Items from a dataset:
= = =

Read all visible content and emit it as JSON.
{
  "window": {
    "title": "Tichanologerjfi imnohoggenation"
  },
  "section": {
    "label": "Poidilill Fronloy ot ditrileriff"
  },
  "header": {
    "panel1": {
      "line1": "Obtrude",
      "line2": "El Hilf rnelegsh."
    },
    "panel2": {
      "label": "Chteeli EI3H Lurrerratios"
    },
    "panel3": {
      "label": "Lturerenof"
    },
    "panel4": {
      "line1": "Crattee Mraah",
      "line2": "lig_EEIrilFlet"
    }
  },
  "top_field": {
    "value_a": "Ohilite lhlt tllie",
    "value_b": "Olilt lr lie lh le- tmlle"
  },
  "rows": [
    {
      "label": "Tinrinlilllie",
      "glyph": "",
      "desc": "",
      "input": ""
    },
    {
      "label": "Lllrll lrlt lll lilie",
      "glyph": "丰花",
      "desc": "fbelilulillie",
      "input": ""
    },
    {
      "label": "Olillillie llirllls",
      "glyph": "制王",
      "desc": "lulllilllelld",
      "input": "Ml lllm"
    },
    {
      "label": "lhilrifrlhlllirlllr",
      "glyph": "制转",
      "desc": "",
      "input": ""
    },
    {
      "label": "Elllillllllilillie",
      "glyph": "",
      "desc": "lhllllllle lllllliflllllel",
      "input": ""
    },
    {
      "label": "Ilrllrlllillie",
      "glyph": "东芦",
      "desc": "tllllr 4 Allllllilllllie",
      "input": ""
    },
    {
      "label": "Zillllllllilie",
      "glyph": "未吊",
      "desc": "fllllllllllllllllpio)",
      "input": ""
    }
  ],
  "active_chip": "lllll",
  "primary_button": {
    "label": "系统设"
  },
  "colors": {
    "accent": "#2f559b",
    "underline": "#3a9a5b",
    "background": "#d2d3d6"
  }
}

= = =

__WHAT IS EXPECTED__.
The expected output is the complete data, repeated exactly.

__SOLUTION TO THE PROBLEM__.
Read all visible content and emit it as JSON.
{
  "window": {
    "title": "Tichanologerjfi imnohoggenation"
  },
  "section": {
    "label": "Poidilill Fronloy ot ditrileriff"
  },
  "header": {
    "panel1": {
      "line1": "Obtrude",
      "line2": "El Hilf rnelegsh."
    },
    "panel2": {
      "label": "Chteeli EI3H Lurrerratios"
    },
    "panel3": {
      "label": "Lturerenof"
    },
    "panel4": {
      "line1": "Crattee Mraah",
      "line2": "lig_EEIrilFlet"
    }
  },
  "top_field": {
    "value_a": "Ohilite lhlt tllie",
    "value_b": "Olilt lr lie lh le- tmlle"
  },
  "rows": [
    {
      "label": "Tinrinlilllie",
      "glyph": "",
      "desc": "",
      "input": ""
    },
    {
      "label": "Lllrll lrlt lll lilie",
      "glyph": "丰花",
      "desc": "fbelilulillie",
      "input": ""
    },
    {
      "label": "Olillillie llirllls",
      "glyph": "制王",
      "desc": "lulllilllelld",
      "input": "Ml lllm"
    },
    {
      "label": "lhilrifrlhlllirlllr",
      "glyph": "制转",
      "desc": "",
      "input": ""
    },
    {
      "label": "Elllillllllilillie",
      "glyph": "",
      "desc": "lhllllllle lllllliflllllel",
      "input": ""
    },
    {
      "label": "Ilrllrlllillie",
      "glyph": "东芦",
      "desc": "tllllr 4 Allllllilllllie",
      "input": ""
    },
    {
      "label": "Zillllllllilie",
      "glyph": "未吊",
      "desc": "fllllllllllllllllpio)",
      "input": ""
    }
  ],
  "active_chip": "lllll",
  "primary_button": {
    "label": "系统设"
  },
  "colors": {
    "accent": "#2f559b",
    "underline": "#3a9a5b",
    "background": "#d2d3d6"
  }
}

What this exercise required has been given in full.